What have they said the reasoning is for it?

Page 1 of 4 Next Page Go To Page:

New Reply:

New! Check out our help videos for a better understanding of our forum features

Bold
Italic
Underline
Quote
Photo
Link
Smiley
Links On TruckingTruth


example: TruckingTruth Homepage



example: http://www.truckingtruth.com
Submit
Cancel

Need help? We have instructions for sharing photos from photo sharing sites



example: http://www.truckingtruth.com/images/header.jpg
Submit
Cancel

Click on any of the buttons below to insert a link to that section of TruckingTruth:

Getting Started In Trucking High Road Training Program Company-Sponsored Training Programs Apply For Company-Sponsored Training Truck Driver's Career Guide Choosing A School Choosing A Company Truck Driving Schools Truck Driving Jobs Apply For Truck Driving Jobs DOT Physical Drug Testing Items To Pack Pre-Hire Letters CDL Practice Tests Trucking Company Reviews Brett's Book Leasing A Truck Pre-Trip Inspection Learn The Logbook Rules Sleep Apnea
Done
Done

0 characters so far - 5,500 maximum allowed.
Submit Preview

Preview:

Submit
Cancel

Join Us!

We have an awesome set of tools that will help you understand the trucking industry and prepare for a great start to your trucking career. Not only that, but everything we offer here at TruckingTruth is 100% free - no strings attached! Sign up now and get instant access to our member's section:
High Road Training Program Logo
  • The High Road Training Program
  • The High Road Article Series
  • The Friendliest Trucker's Forum Ever!
  • Email Updates When New Articles Are Posted

About Us

TruckingTruth was founded by Brett Aquila (that's me!), a 15 year truck driving veteran, in January 2007. After 15 years on the road I wanted to help people understand the trucking industry and everything that came with the career and lifestyle of an over the road trucker. We'll help you make the right choices and prepare for a great start to your trucking career.

Read More

Becoming A Truck Driver

Becoming A Truck Driver is a dream we've all pondered at some point in our lives.
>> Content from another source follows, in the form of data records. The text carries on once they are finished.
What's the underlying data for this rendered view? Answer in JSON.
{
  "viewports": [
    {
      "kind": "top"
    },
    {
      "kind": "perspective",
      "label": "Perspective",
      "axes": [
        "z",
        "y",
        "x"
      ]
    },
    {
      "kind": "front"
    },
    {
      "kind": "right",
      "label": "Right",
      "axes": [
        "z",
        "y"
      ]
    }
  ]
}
We've all wondered if the adventure and challenges of life on the open road would suit us better than the ordinary day to day lives we've always known. At TruckingTruth we'll help you decide if trucking is right for you and help you get your career off to a great start.

Learn More